Without changing anything, copy out each entry.

Component data from apps and pages:
———

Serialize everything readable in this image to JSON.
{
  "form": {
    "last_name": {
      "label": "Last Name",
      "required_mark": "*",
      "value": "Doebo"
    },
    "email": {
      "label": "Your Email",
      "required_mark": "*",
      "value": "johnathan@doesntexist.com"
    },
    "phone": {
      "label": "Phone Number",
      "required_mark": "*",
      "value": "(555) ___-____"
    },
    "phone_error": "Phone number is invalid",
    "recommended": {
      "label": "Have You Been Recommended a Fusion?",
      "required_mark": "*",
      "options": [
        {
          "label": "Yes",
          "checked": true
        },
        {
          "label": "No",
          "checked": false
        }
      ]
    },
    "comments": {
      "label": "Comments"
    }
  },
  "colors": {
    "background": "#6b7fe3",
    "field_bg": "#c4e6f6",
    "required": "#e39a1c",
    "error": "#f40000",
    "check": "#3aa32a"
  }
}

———

* Result for this task *
Serialize everything readable in this image to JSON.
{
  "form": {
    "last_name": {
      "label": "Last Name",
      "required_mark": "*",
      "value": "Doebo"
    },
    "email": {
      "label": "Your Email",
      "required_mark": "*",
      "value": "johnathan@doesntexist.com"
    },
    "phone": {
      "label": "Phone Number",
      "required_mark": "*",
      "value": "(555) ___-____"
    },
    "phone_error": "Phone number is invalid",
    "recommended": {
      "label": "Have You Been Recommended a Fusion?",
      "required_mark": "*",
      "options": [
        {
          "label": "Yes",
          "checked": true
        },
        {
          "label": "No",
          "checked": false
        }
      ]
    },
    "comments": {
      "label": "Comments"
    }
  },
  "colors": {
    "background": "#6b7fe3",
    "field_bg": "#c4e6f6",
    "required": "#e39a1c",
    "error": "#f40000",
    "check": "#3aa32a"
  }
}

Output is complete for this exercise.